----- Information -----

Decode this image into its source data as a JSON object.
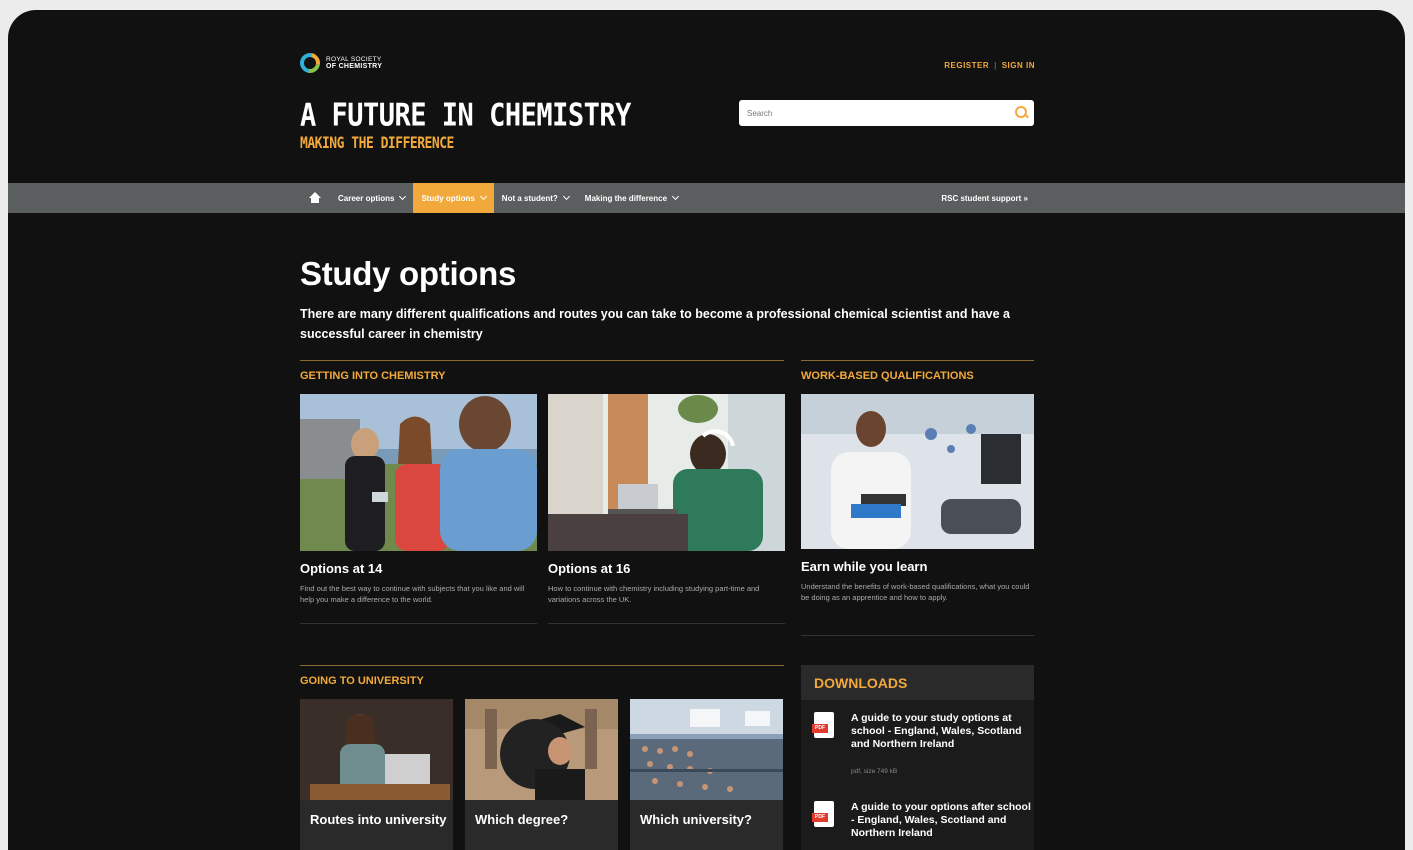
{
  "header": {
    "logo_line1": "ROYAL SOCIETY",
    "logo_line2": "OF CHEMISTRY",
    "register": "REGISTER",
    "sign_in": "SIGN IN",
    "site_title": "A FUTURE IN CHEMISTRY",
    "site_subtitle": "MAKING THE DIFFERENCE",
    "search_placeholder": "Search"
  },
  "nav": {
    "items": [
      {
        "label": "Career options"
      },
      {
        "label": "Study options"
      },
      {
        "label": "Not a student?"
      },
      {
        "label": "Making the difference"
      }
    ],
    "active": "Study options",
    "support": "RSC student support »"
  },
  "main": {
    "title": "Study options",
    "intro": "There are many different qualifications and routes you can take to become a professional chemical scientist and have a successful career in chemistry",
    "sections": {
      "getting_into": "GETTING INTO CHEMISTRY",
      "work_based": "WORK-BASED QUALIFICATIONS",
      "university": "GOING TO UNIVERSITY"
    },
    "cards": [
      {
        "title": "Options at 14",
        "desc": "Find out the best way to continue with subjects that you like and will help you make a difference to the world."
      },
      {
        "title": "Options at 16",
        "desc": "How to continue with chemistry including studying part-time and variations across the UK."
      },
      {
        "title": "Earn while you learn",
        "desc": "Understand the benefits of work-based qualifications, what you could be doing as an apprentice and how to apply."
      }
    ],
    "uni_cards": [
      {
        "title": "Routes into university"
      },
      {
        "title": "Which degree?"
      },
      {
        "title": "Which university?"
      }
    ]
  },
  "downloads": {
    "heading": "DOWNLOADS",
    "items": [
      {
        "title": "A guide to your study options at school - England, Wales, Scotland and Northern Ireland",
        "meta": "pdf, size 749 kB"
      },
      {
        "title": "A guide to your options after school - England, Wales, Scotland and Northern Ireland",
        "meta": ""
      }
    ]
  },
  "colors": {
    "accent": "#f2a93b",
    "background": "#111111",
    "nav": "#5b5e5f"
  }
}
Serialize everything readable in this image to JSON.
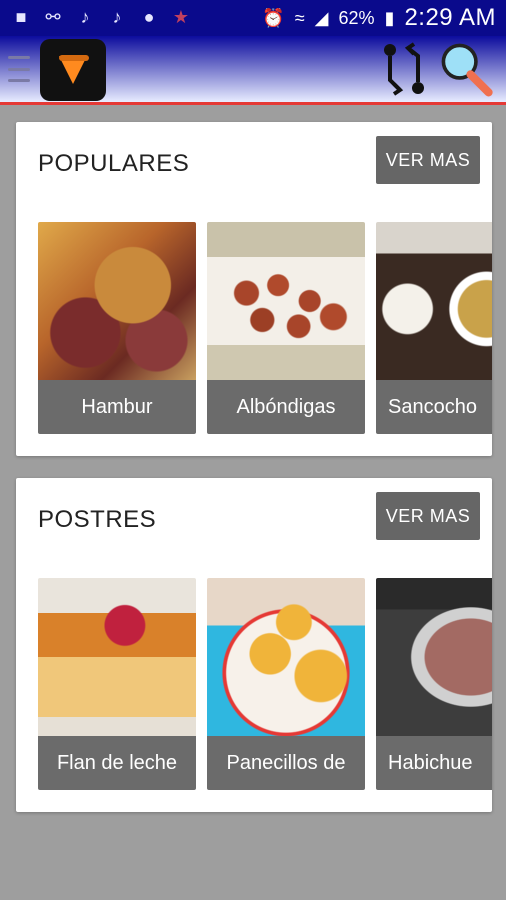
{
  "status_bar": {
    "battery": "62%",
    "time": "2:29 AM"
  },
  "sections": [
    {
      "title": "POPULARES",
      "button": "VER MAS",
      "items": [
        "Hambur",
        "Albóndigas",
        "Sancocho"
      ]
    },
    {
      "title": "POSTRES",
      "button": "VER MAS",
      "items": [
        "Flan de leche",
        "Panecillos de",
        "Habichue"
      ]
    }
  ],
  "colors": {
    "status_bar": "#0a0a8c",
    "accent_line": "#e53935",
    "tile_label_bg": "#6b6b6b",
    "button_bg": "#666666"
  }
}
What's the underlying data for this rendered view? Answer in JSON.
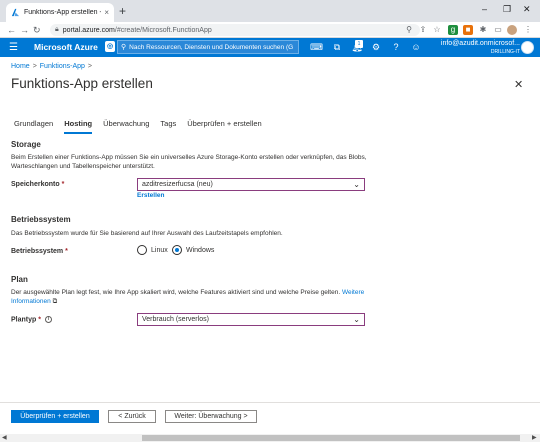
{
  "browser": {
    "tab_title": "Funktions-App erstellen - Micros",
    "tab_close": "×",
    "new_tab": "+",
    "url_domain": "portal.azure.com",
    "url_path": "/#create/Microsoft.FunctionApp",
    "window_controls": [
      "–",
      "❐",
      "✕"
    ]
  },
  "azure": {
    "brand": "Microsoft Azure",
    "search_placeholder": "Nach Ressourcen, Diensten und Dokumenten suchen (G",
    "notification_count": "1",
    "account_email": "info@azudit.onmicrosof...",
    "account_org": "DRILLING-IT"
  },
  "breadcrumb": {
    "home": "Home",
    "sep": ">",
    "current": "Funktions-App",
    "sep2": ">"
  },
  "page": {
    "title": "Funktions-App erstellen",
    "close": "✕"
  },
  "tabs": [
    {
      "label": "Grundlagen",
      "active": false
    },
    {
      "label": "Hosting",
      "active": true
    },
    {
      "label": "Überwachung",
      "active": false
    },
    {
      "label": "Tags",
      "active": false
    },
    {
      "label": "Überprüfen + erstellen",
      "active": false
    }
  ],
  "storage": {
    "heading": "Storage",
    "description": "Beim Erstellen einer Funktions-App müssen Sie ein universelles Azure Storage-Konto erstellen oder verknüpfen, das Blobs, Warteschlangen und Tabellenspeicher unterstützt.",
    "account_label": "Speicherkonto",
    "required_mark": "*",
    "account_value": "azditresizerfucsa (neu)",
    "create_link": "Erstellen"
  },
  "os": {
    "heading": "Betriebssystem",
    "description": "Das Betriebssystem wurde für Sie basierend auf Ihrer Auswahl des Laufzeitstapels empfohlen.",
    "label": "Betriebssystem",
    "required_mark": "*",
    "options": [
      {
        "label": "Linux",
        "selected": false
      },
      {
        "label": "Windows",
        "selected": true
      }
    ]
  },
  "plan": {
    "heading": "Plan",
    "description": "Der ausgewählte Plan legt fest, wie Ihre App skaliert wird, welche Features aktiviert sind und welche Preise gelten.",
    "more_info_link": "Weitere Informationen",
    "label": "Plantyp",
    "required_mark": "*",
    "info": "i",
    "value": "Verbrauch (serverlos)"
  },
  "footer": {
    "review_button": "Überprüfen + erstellen",
    "back_button": "< Zurück",
    "next_button": "Weiter: Überwachung >"
  },
  "colors": {
    "azure_blue": "#0078d4",
    "required_red": "#a4262c",
    "select_border": "#8a3d7e"
  }
}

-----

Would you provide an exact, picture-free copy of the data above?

**Solution for this task:**
Decode this image into its source data as a JSON object.
{
  "header": {
    "logo_line1": "ROYAL SOCIETY",
    "logo_line2": "OF CHEMISTRY",
    "register": "REGISTER",
    "sign_in": "SIGN IN",
    "site_title": "A FUTURE IN CHEMISTRY",
    "site_subtitle": "MAKING THE DIFFERENCE",
    "search_placeholder": "Search"
  },
  "nav": {
    "items": [
      {
        "label": "Career options"
      },
      {
        "label": "Study options"
      },
      {
        "label": "Not a student?"
      },
      {
        "label": "Making the difference"
      }
    ],
    "active": "Study options",
    "support": "RSC student support »"
  },
  "main": {
    "title": "Study options",
    "intro": "There are many different qualifications and routes you can take to become a professional chemical scientist and have a successful career in chemistry",
    "sections": {
      "getting_into": "GETTING INTO CHEMISTRY",
      "work_based": "WORK-BASED QUALIFICATIONS",
      "university": "GOING TO UNIVERSITY"
    },
    "cards": [
      {
        "title": "Options at 14",
        "desc": "Find out the best way to continue with subjects that you like and will help you make a difference to the world."
      },
      {
        "title": "Options at 16",
        "desc": "How to continue with chemistry including studying part-time and variations across the UK."
      },
      {
        "title": "Earn while you learn",
        "desc": "Understand the benefits of work-based qualifications, what you could be doing as an apprentice and how to apply."
      }
    ],
    "uni_cards": [
      {
        "title": "Routes into university"
      },
      {
        "title": "Which degree?"
      },
      {
        "title": "Which university?"
      }
    ]
  },
  "downloads": {
    "heading": "DOWNLOADS",
    "items": [
      {
        "title": "A guide to your study options at school - England, Wales, Scotland and Northern Ireland",
        "meta": "pdf, size 749 kB"
      },
      {
        "title": "A guide to your options after school - England, Wales, Scotland and Northern Ireland",
        "meta": ""
      }
    ]
  },
  "colors": {
    "accent": "#f2a93b",
    "background": "#111111",
    "nav": "#5b5e5f"
  }
}
Serialize everything readable in this image to JSON.
{
  "status_bar": {
    "battery": "62%",
    "time": "2:29 AM"
  },
  "sections": [
    {
      "title": "POPULARES",
      "button": "VER MAS",
      "items": [
        "Hambur",
        "Albóndigas",
        "Sancocho"
      ]
    },
    {
      "title": "POSTRES",
      "button": "VER MAS",
      "items": [
        "Flan de leche",
        "Panecillos de",
        "Habichue"
      ]
    }
  ],
  "colors": {
    "status_bar": "#0a0a8c",
    "accent_line": "#e53935",
    "tile_label_bg": "#6b6b6b",
    "button_bg": "#666666"
  }
}
What's the underlying data for this rendered view? Answer in JSON.
{
  "browser": {
    "tab_title": "Funktions-App erstellen - Micros",
    "tab_close": "×",
    "new_tab": "+",
    "url_domain": "portal.azure.com",
    "url_path": "/#create/Microsoft.FunctionApp",
    "window_controls": [
      "–",
      "❐",
      "✕"
    ]
  },
  "azure": {
    "brand": "Microsoft Azure",
    "search_placeholder": "Nach Ressourcen, Diensten und Dokumenten suchen (G",
    "notification_count": "1",
    "account_email": "info@azudit.onmicrosof...",
    "account_org": "DRILLING-IT"
  },
  "breadcrumb": {
    "home": "Home",
    "sep": ">",
    "current": "Funktions-App",
    "sep2": ">"
  },
  "page": {
    "title": "Funktions-App erstellen",
    "close": "✕"
  },
  "tabs": [
    {
      "label": "Grundlagen",
      "active": false
    },
    {
      "label": "Hosting",
      "active": true
    },
    {
      "label": "Überwachung",
      "active": false
    },
    {
      "label": "Tags",
      "active": false
    },
    {
      "label": "Überprüfen + erstellen",
      "active": false
    }
  ],
  "storage": {
    "heading": "Storage",
    "description": "Beim Erstellen einer Funktions-App müssen Sie ein universelles Azure Storage-Konto erstellen oder verknüpfen, das Blobs, Warteschlangen und Tabellenspeicher unterstützt.",
    "account_label": "Speicherkonto",
    "required_mark": "*",
    "account_value": "azditresizerfucsa (neu)",
    "create_link": "Erstellen"
  },
  "os": {
    "heading": "Betriebssystem",
    "description": "Das Betriebssystem wurde für Sie basierend auf Ihrer Auswahl des Laufzeitstapels empfohlen.",
    "label": "Betriebssystem",
    "required_mark": "*",
    "options": [
      {
        "label": "Linux",
        "selected": false
      },
      {
        "label": "Windows",
        "selected": true
      }
    ]
  },
  "plan": {
    "heading": "Plan",
    "description": "Der ausgewählte Plan legt fest, wie Ihre App skaliert wird, welche Features aktiviert sind und welche Preise gelten.",
    "more_info_link": "Weitere Informationen",
    "label": "Plantyp",
    "required_mark": "*",
    "info": "i",
    "value": "Verbrauch (serverlos)"
  },
  "footer": {
    "review_button": "Überprüfen + erstellen",
    "back_button": "< Zurück",
    "next_button": "Weiter: Überwachung >"
  },
  "colors": {
    "azure_blue": "#0078d4",
    "required_red": "#a4262c",
    "select_border": "#8a3d7e"
  }
}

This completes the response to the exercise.